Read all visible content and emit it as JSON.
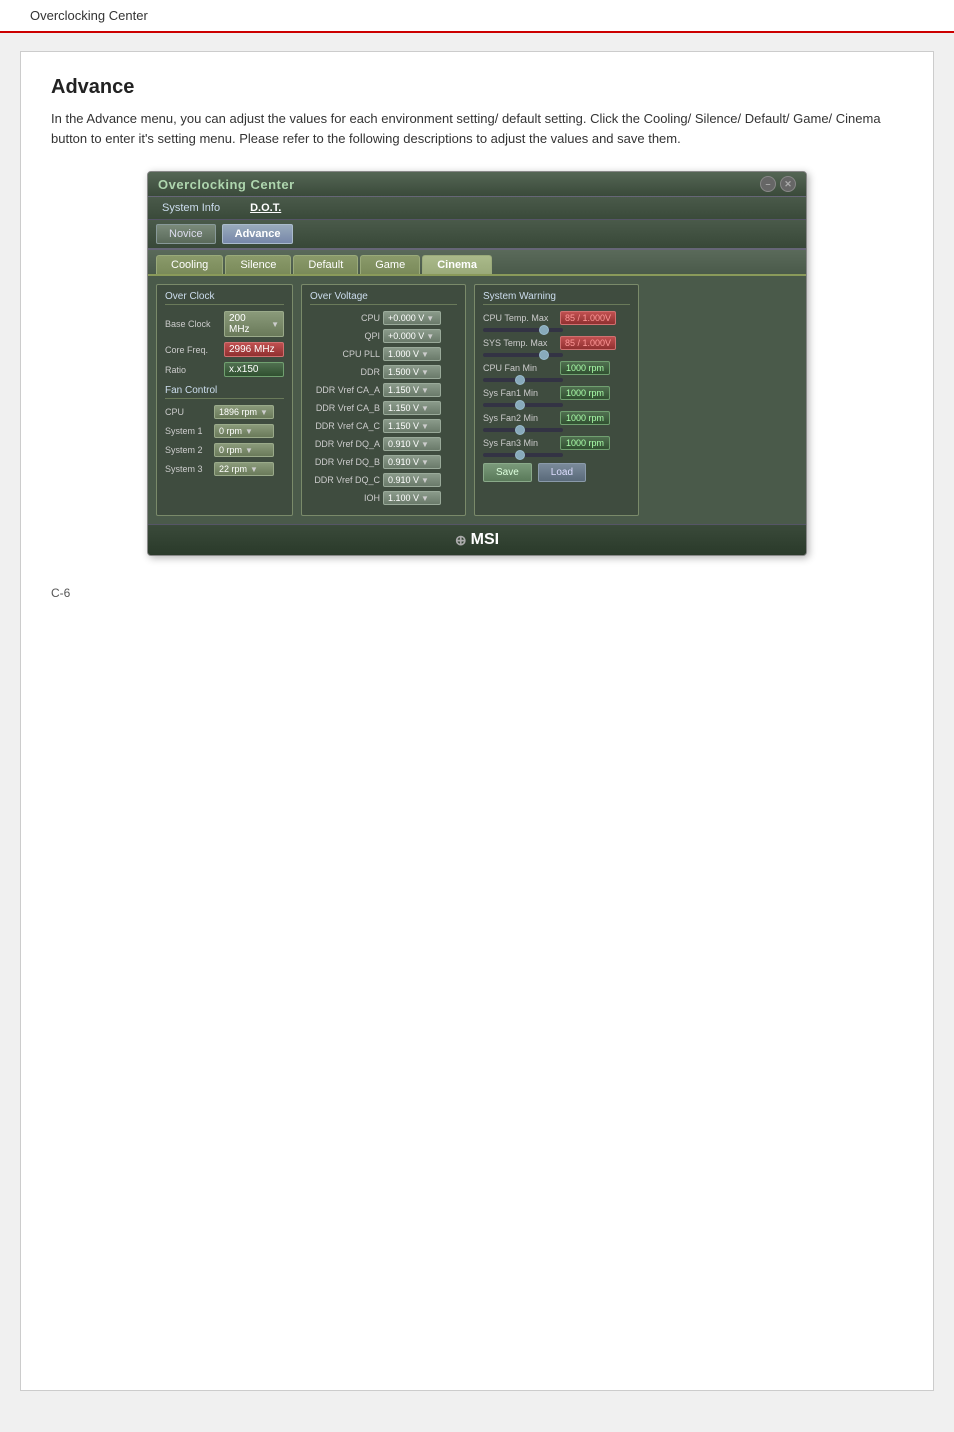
{
  "header": {
    "title": "Overclocking Center"
  },
  "page": {
    "section_title": "Advance",
    "description": "In the Advance menu, you can adjust the values for each environment setting/ default setting. Click the Cooling/ Silence/ Default/ Game/ Cinema button to enter it's setting menu. Please refer to the following descriptions to adjust the values and save them.",
    "page_number": "C-6"
  },
  "app": {
    "title": "Overclocking Center",
    "menu": [
      {
        "label": "System Info",
        "active": false
      },
      {
        "label": "D.O.T.",
        "active": false
      }
    ],
    "toolbar": [
      {
        "label": "Novice",
        "active": false
      },
      {
        "label": "Advance",
        "active": true
      }
    ],
    "tabs": [
      {
        "label": "Cooling",
        "active": false
      },
      {
        "label": "Silence",
        "active": false
      },
      {
        "label": "Default",
        "active": false
      },
      {
        "label": "Game",
        "active": false
      },
      {
        "label": "Cinema",
        "active": false
      }
    ],
    "over_clock": {
      "title": "Over Clock",
      "base_clock_label": "Base Clock",
      "base_clock_value": "200 MHz",
      "core_freq_label": "Core Freq.",
      "core_freq_value": "2996 MHz",
      "ratio_label": "Ratio",
      "ratio_value": "x.x150"
    },
    "over_voltage": {
      "title": "Over Voltage",
      "rows": [
        {
          "label": "CPU",
          "value": "+0.000 V"
        },
        {
          "label": "QPI",
          "value": "+0.000 V"
        },
        {
          "label": "CPU PLL",
          "value": "1.000 V"
        },
        {
          "label": "DDR",
          "value": "1.500 V"
        },
        {
          "label": "DDR Vref CA_A",
          "value": "1.150 V"
        },
        {
          "label": "DDR Vref CA_B",
          "value": "1.150 V"
        },
        {
          "label": "DDR Vref CA_C",
          "value": "1.150 V"
        },
        {
          "label": "DDR Vref DQ_A",
          "value": "0.910 V"
        },
        {
          "label": "DDR Vref DQ_B",
          "value": "0.910 V"
        },
        {
          "label": "DDR Vref DQ_C",
          "value": "0.910 V"
        },
        {
          "label": "IOH",
          "value": "1.100 V"
        }
      ]
    },
    "fan_control": {
      "title": "Fan Control",
      "rows": [
        {
          "label": "CPU",
          "value": "1896 rpm"
        },
        {
          "label": "System 1",
          "value": "0 rpm"
        },
        {
          "label": "System 2",
          "value": "0 rpm"
        },
        {
          "label": "System 3",
          "value": "22 rpm"
        }
      ]
    },
    "system_warning": {
      "title": "System Warning",
      "cpu_temp_max_label": "CPU Temp. Max",
      "cpu_temp_max_value": "85 / 1.000V",
      "sys_temp_max_label": "SYS Temp. Max",
      "sys_temp_max_value": "85 / 1.000V",
      "cpu_fan_min_label": "CPU Fan Min",
      "cpu_fan_min_value": "1000 rpm",
      "sys_fan1_min_label": "Sys Fan1 Min",
      "sys_fan1_min_value": "1000 rpm",
      "sys_fan2_min_label": "Sys Fan2 Min",
      "sys_fan2_min_value": "1000 rpm",
      "sys_fan3_min_label": "Sys Fan3 Min",
      "sys_fan3_min_value": "1000 rpm",
      "save_label": "Save",
      "load_label": "Load"
    },
    "footer": {
      "logo": "MSI",
      "logo_prefix": "⊕"
    }
  }
}
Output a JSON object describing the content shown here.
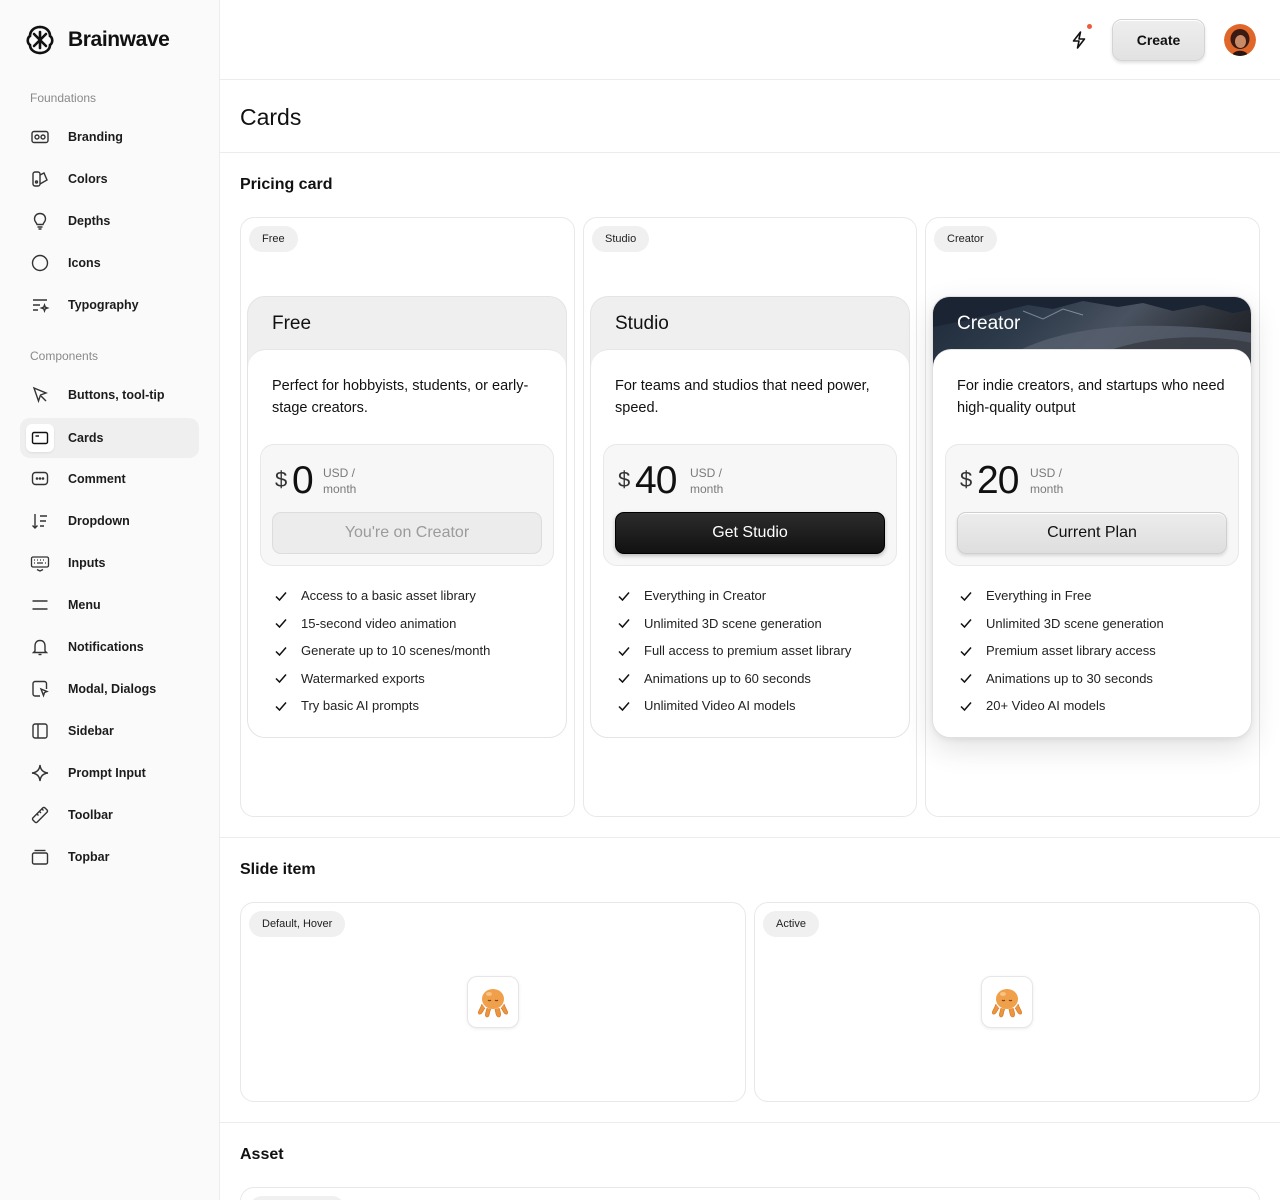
{
  "brand": {
    "name": "Brainwave"
  },
  "sidebar": {
    "sections": [
      {
        "title": "Foundations"
      },
      {
        "title": "Components"
      }
    ],
    "items": [
      {
        "label": "Branding",
        "icon": "branding-icon"
      },
      {
        "label": "Colors",
        "icon": "palette-icon"
      },
      {
        "label": "Depths",
        "icon": "lightbulb-icon"
      },
      {
        "label": "Icons",
        "icon": "circle-icon"
      },
      {
        "label": "Typography",
        "icon": "typography-icon"
      },
      {
        "label": "Buttons, tool-tip",
        "icon": "cursor-icon"
      },
      {
        "label": "Cards",
        "icon": "card-icon",
        "active": true
      },
      {
        "label": "Comment",
        "icon": "comment-icon"
      },
      {
        "label": "Dropdown",
        "icon": "sort-icon"
      },
      {
        "label": "Inputs",
        "icon": "keyboard-icon"
      },
      {
        "label": "Menu",
        "icon": "menu-icon"
      },
      {
        "label": "Notifications",
        "icon": "bell-icon"
      },
      {
        "label": "Modal, Dialogs",
        "icon": "modal-icon"
      },
      {
        "label": "Sidebar",
        "icon": "sidebar-icon"
      },
      {
        "label": "Prompt Input",
        "icon": "sparkle-icon"
      },
      {
        "label": "Toolbar",
        "icon": "ruler-icon"
      },
      {
        "label": "Topbar",
        "icon": "topbar-icon"
      }
    ]
  },
  "topbar": {
    "create_label": "Create",
    "notification_dot_color": "#f05a3a"
  },
  "page": {
    "title": "Cards",
    "sections": {
      "pricing": "Pricing card",
      "slide": "Slide item",
      "asset": "Asset"
    }
  },
  "pricing": {
    "cards": [
      {
        "tag": "Free",
        "name": "Free",
        "description": "Perfect for hobbyists, students, or early-stage creators.",
        "currency": "$",
        "amount": "0",
        "unit_line1": "USD /",
        "unit_line2": "month",
        "button": "You're on Creator",
        "features": [
          "Access to a basic asset library",
          "15-second video animation",
          "Generate up to 10 scenes/month",
          "Watermarked exports",
          "Try basic AI prompts"
        ]
      },
      {
        "tag": "Studio",
        "name": "Studio",
        "description": "For teams and studios that need power, speed.",
        "currency": "$",
        "amount": "40",
        "unit_line1": "USD /",
        "unit_line2": "month",
        "button": "Get Studio",
        "features": [
          "Everything in Creator",
          "Unlimited 3D scene generation",
          "Full access to premium asset library",
          "Animations up to 60 seconds",
          "Unlimited Video AI models"
        ]
      },
      {
        "tag": "Creator",
        "name": "Creator",
        "description": "For indie creators, and startups who need high-quality output",
        "currency": "$",
        "amount": "20",
        "unit_line1": "USD /",
        "unit_line2": "month",
        "button": "Current Plan",
        "features": [
          "Everything in Free",
          "Unlimited 3D scene generation",
          "Premium asset library access",
          "Animations up to 30 seconds",
          "20+ Video AI models"
        ]
      }
    ]
  },
  "slide": {
    "states": [
      {
        "tag": "Default, Hover"
      },
      {
        "tag": "Active"
      }
    ]
  }
}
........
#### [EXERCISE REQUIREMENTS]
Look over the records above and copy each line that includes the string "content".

#### [ANSWER BELOW]
Read all visible content and emit it as JSON.
Output a JSON object describing the content shown here.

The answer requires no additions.